Dragondrums tells the tale of Piemur, one of the first harpers to befriend Menolly (Dragonsong & Dragonsinger) when she came to Harper Hall. He was a rascal in those books, but a very loveable character. I gave this book 4 stars because I felt that Piemur changed quite abruptly from that fun-loving boy into a secretive, solitude-seeker, which is completely opposite from what he was before. I know that it is high time that he grew up and changed, but I did not feel that it was in necessarily a good way.
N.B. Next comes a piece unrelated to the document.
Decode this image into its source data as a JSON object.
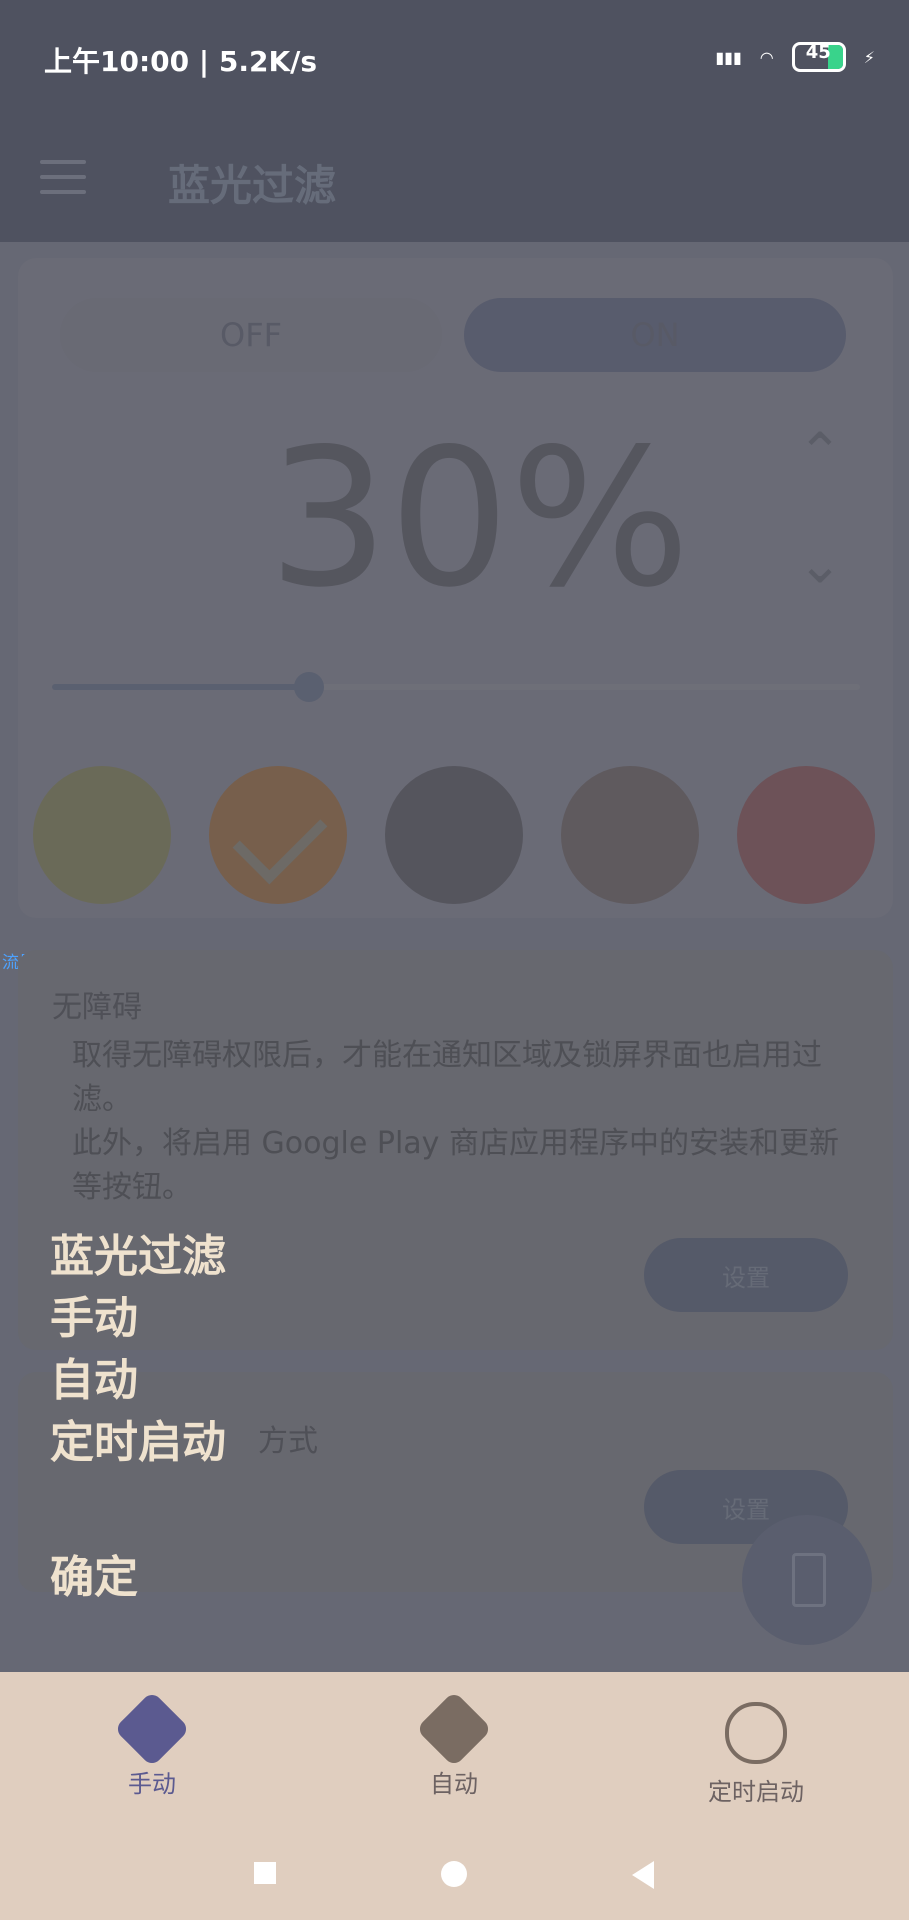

I still enjoyed the book and feel that anyone reading McCaffrey's excellent Pern series will not want to miss it because it offers some critical links as to what is happening on Pern in general between Dragonsinger and The White Dragon, but I enjoyed Dragonsong & Dragonsinger (book 1 & 2 of the Harper Hall Trilogy) much more so I was a little disappointed.
The review of this Book prepared by Debbie